Stories for people affected by MS, by people affected by MS.
MS is different for everyone - we hope this blog reflects this.
I’m watching the tennis. Andy Murray has a note to remind himself ‘Be kind to yourself’.
I’m sad that I can’t take part in my favourite sport anymore. My black belt taekwondo uniform hangs on the bedroom door, I put it there to remind me I am a warrior.
Last month I went to the European MS Platform Youth Congress in Poland.
Twenty younger people with MS from across Europe came together to talk about issues facing young people with MS. Issues like employment, advocacy, political campaigning and identity.
Today is a good day, the sun is shining and people are smiling. I used to think I was very grateful but my gratitude has reached a new level. I'm now grateful if I don't wee myself coughing.
The havoc that multiple sclerosis causes to the body can be matched (or exceeded) by the frustrations is brings to the mind.
We were an average family: me, my 30 year old wife and two young children. Then my wife was diagnosed with MS.

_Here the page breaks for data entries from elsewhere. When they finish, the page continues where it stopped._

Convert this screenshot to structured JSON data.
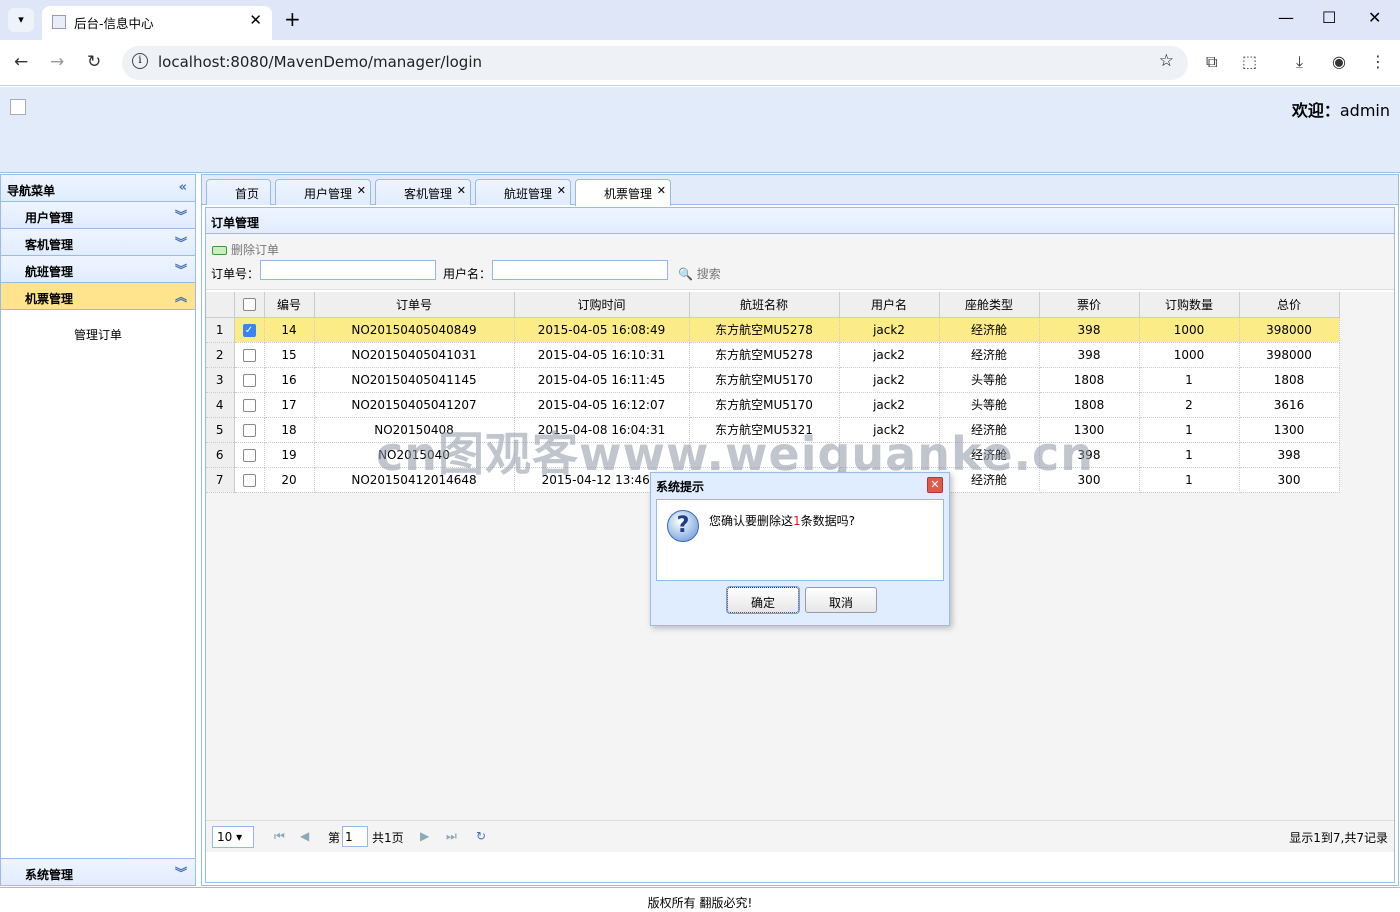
{
  "browser": {
    "tab_title": "后台-信息中心",
    "url": "localhost:8080/MavenDemo/manager/login"
  },
  "banner": {
    "welcome_prefix": "欢迎：",
    "username": "admin"
  },
  "nav": {
    "title": "导航菜单",
    "sections": [
      "用户管理",
      "客机管理",
      "航班管理",
      "机票管理"
    ],
    "active_item": "管理订单",
    "bottom_section": "系统管理"
  },
  "tabs": [
    {
      "label": "首页",
      "closable": false
    },
    {
      "label": "用户管理",
      "closable": true
    },
    {
      "label": "客机管理",
      "closable": true
    },
    {
      "label": "航班管理",
      "closable": true
    },
    {
      "label": "机票管理",
      "closable": true
    }
  ],
  "panel": {
    "title": "订单管理",
    "delete_button": "删除订单",
    "order_no_label": "订单号：",
    "username_label": "用户名：",
    "order_no_value": "",
    "username_value": "",
    "search_button": "搜索"
  },
  "grid": {
    "headers": [
      "编号",
      "订单号",
      "订购时间",
      "航班名称",
      "用户名",
      "座舱类型",
      "票价",
      "订购数量",
      "总价"
    ],
    "rows": [
      {
        "rn": "1",
        "checked": true,
        "id": "14",
        "order_no": "NO20150405040849",
        "time": "2015-04-05 16:08:49",
        "flight": "东方航空MU5278",
        "user": "jack2",
        "cabin": "经济舱",
        "price": "398",
        "qty": "1000",
        "total": "398000"
      },
      {
        "rn": "2",
        "checked": false,
        "id": "15",
        "order_no": "NO20150405041031",
        "time": "2015-04-05 16:10:31",
        "flight": "东方航空MU5278",
        "user": "jack2",
        "cabin": "经济舱",
        "price": "398",
        "qty": "1000",
        "total": "398000"
      },
      {
        "rn": "3",
        "checked": false,
        "id": "16",
        "order_no": "NO20150405041145",
        "time": "2015-04-05 16:11:45",
        "flight": "东方航空MU5170",
        "user": "jack2",
        "cabin": "头等舱",
        "price": "1808",
        "qty": "1",
        "total": "1808"
      },
      {
        "rn": "4",
        "checked": false,
        "id": "17",
        "order_no": "NO20150405041207",
        "time": "2015-04-05 16:12:07",
        "flight": "东方航空MU5170",
        "user": "jack2",
        "cabin": "头等舱",
        "price": "1808",
        "qty": "2",
        "total": "3616"
      },
      {
        "rn": "5",
        "checked": false,
        "id": "18",
        "order_no": "NO20150408",
        "time": "2015-04-08 16:04:31",
        "flight": "东方航空MU5321",
        "user": "jack2",
        "cabin": "经济舱",
        "price": "1300",
        "qty": "1",
        "total": "1300"
      },
      {
        "rn": "6",
        "checked": false,
        "id": "19",
        "order_no": "NO2015040",
        "time": "",
        "flight": "",
        "user": "",
        "cabin": "经济舱",
        "price": "398",
        "qty": "1",
        "total": "398"
      },
      {
        "rn": "7",
        "checked": false,
        "id": "20",
        "order_no": "NO20150412014648",
        "time": "2015-04-12 13:46:4",
        "flight": "",
        "user": "",
        "cabin": "经济舱",
        "price": "300",
        "qty": "1",
        "total": "300"
      }
    ]
  },
  "pager": {
    "page_size": "10",
    "page_prefix": "第",
    "page_value": "1",
    "page_suffix": "共1页",
    "info": "显示1到7,共7记录"
  },
  "footer": "版权所有 翻版必究!",
  "watermark": "cn图观客www.weiguanke.cn",
  "dialog": {
    "title": "系统提示",
    "msg_prefix": "您确认要删除这",
    "msg_count": "1",
    "msg_suffix": "条数据吗?",
    "ok": "确定",
    "cancel": "取消"
  },
  "colors": {
    "selected_row": "#fbec88",
    "accordion_active": "#ffe48d",
    "border": "#99bbe8"
  }
}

The reality of the drastic lifestyle choices we needed to make hit me: my wife’s salary was gone, and we needed to move house, as stairs were out of the question. And a million questions flooded my head.
Two magpies stride across the lawn, chests puffed out as they strut. Two for joy.
And this garden has indeed brought me happiness. I forget about myself – MS included - when I garden. Nerve damage? Pah. Never enters my head. Not once. Good, isn’t it? My head – finally - gets some time off from all that worrying.
Misunderstandings are becoming burdensome. I encounter them every day.
Not feeling ‘quite right’ is probably something a lot of us with MS can understand.
A few weeks ago I relapsed. I woke up and I couldn't raise my right arm. Then my right hand went dead. And over the next few days the vision in my right eye clouded over.
A few of us MSers are no strangers to falling and are well acquainted with the ground. One moment you're on your feet, minding your own business, the next you're lying on the floor quickly assessing what injuries you have.